In turn, cloud elasticity allows servers to be provisioned and de-provisioned dynamically in response to changing interest and demand. One of the few things worse than having your brilliant idea ignored is having it fail publicly from too much attention. Many an organization has first been thrilled to see their product or service be reported in the press and go viral, only to horrified when on-premise servers collapse under the load of success; this is known as the slashdot effect, named after one of the popular news for nerds web sites. Without cloud elasticity, the global phenomenon of Pokemon Go would not be possible.
Although not required, many clouds also virtualize the underlying computing, allowing multiple services and software stacks to be co-resident on the same physical hardware, further reducing costs. With Infrastructure as a Service (IaaS), Platform as a Service (PaaS), Software as a Service (SaaS) and containerization, developers can choose the level of abstraction, from low level to high level, needed to support existing and new applications.
By allowing innovators to focus on their ideas rather than computing infrastructure, the pay-as-you-go cloud model has made it easier, faster and cheaper to bring ideas to life, unleashing a second dot.com boom of cloud-based services, unprecedented citizen access to government data, and new approaches to scientific discovery via big data.
The latter has sometimes been called the fourth paradigm, where new sensors, data analytics and deep learning have shifted the research approach from what experiment should I conduct to what insights can I extract from available data. It has also stimulated interest in convergence architectures for high-performance computing (HPC) and data analytics that combine the best elements of cloud and HPC capabilities. (See my essay, Exascale Computing and Big Data: Time to Reunite.)
Implicit in this client-cloud model is ubiquitous, reliable and inexpensive wired and wireless broadband services. Without broadband access, clouds are simply isolated sets of computers and data, unconnected to the world of mobile devices and the nascent Internet of Things. To further ensure reliability, most public cloud providers geo-distribute their pools of servers. Even private clouds (i.e., those operated by governments and companies for their own use) often geo-distribute their servers at multiple data centers. Should disaster strike at one site, services can be shifted automatically to another site, perhaps even in another country or continent.
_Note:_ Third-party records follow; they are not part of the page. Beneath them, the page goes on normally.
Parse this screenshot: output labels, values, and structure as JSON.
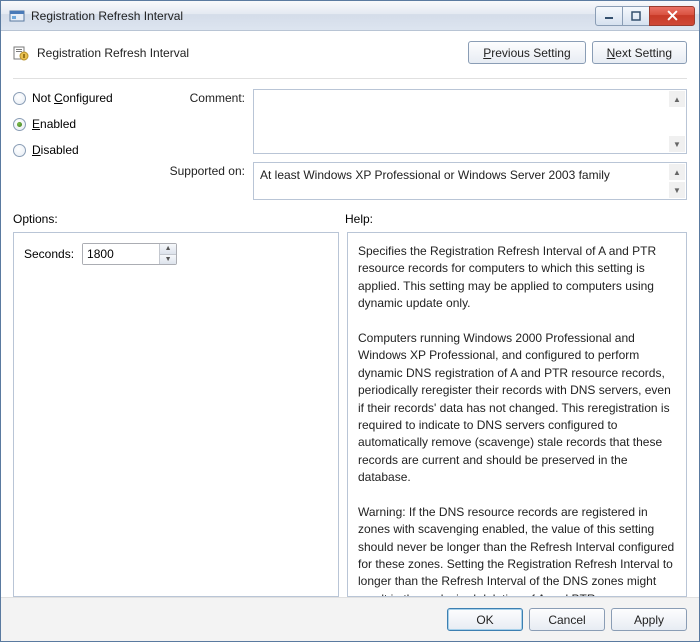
{
  "window": {
    "title": "Registration Refresh Interval"
  },
  "header": {
    "title": "Registration Refresh Interval",
    "prev": "Previous Setting",
    "next_prefix": "N",
    "next_rest": "ext Setting"
  },
  "radios": {
    "not_configured_prefix": "Not ",
    "not_configured_ul": "C",
    "not_configured_rest": "onfigured",
    "enabled_ul": "E",
    "enabled_rest": "nabled",
    "disabled_ul": "D",
    "disabled_rest": "isabled",
    "selected": "enabled"
  },
  "comment": {
    "label": "Comment:",
    "value": ""
  },
  "supported": {
    "label": "Supported on:",
    "value": "At least Windows XP Professional or Windows Server 2003 family"
  },
  "labels": {
    "options": "Options:",
    "help": "Help:"
  },
  "options": {
    "seconds_label": "Seconds:",
    "seconds_value": "1800"
  },
  "help_text": "Specifies the Registration Refresh Interval of A and PTR resource records for computers to which this setting is applied. This setting may be applied to computers using dynamic update only.\n\nComputers running Windows 2000 Professional and Windows XP Professional, and configured to perform dynamic DNS registration of A and PTR resource records, periodically reregister their records with DNS servers, even if their records' data has not changed. This reregistration is required to indicate to DNS servers configured to automatically remove (scavenge) stale records that these records are current and should be preserved in the database.\n\nWarning: If the DNS resource records are registered in zones with scavenging enabled, the value of this setting should never be longer than the Refresh Interval configured for these zones. Setting the Registration Refresh Interval to longer than the Refresh Interval of the DNS zones might result in the undesired deletion of A and PTR resource records.",
  "footer": {
    "ok": "OK",
    "cancel": "Cancel",
    "apply": "Apply"
  }
}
Finally, the unprecedented scale of cloud deployments, with commercial data centers each costing over $1B, has stimulated new approaches to energy efficiency and cooling, component failures and reliability, customized and open hardware, software defined networks (SDNs) and software defined storage (SDS), and system provisioning and management. In short, we are in a time of radical change in the computing ecosystem, all against a backdrop of Moore’s law limitations.
What’s a cloud? It’s an elastic, on-demand, often geo-distributed, frequently virtualized, flexible hardware, software and services infrastructure that powers the 21st century knowledge economy. And that is really important right now.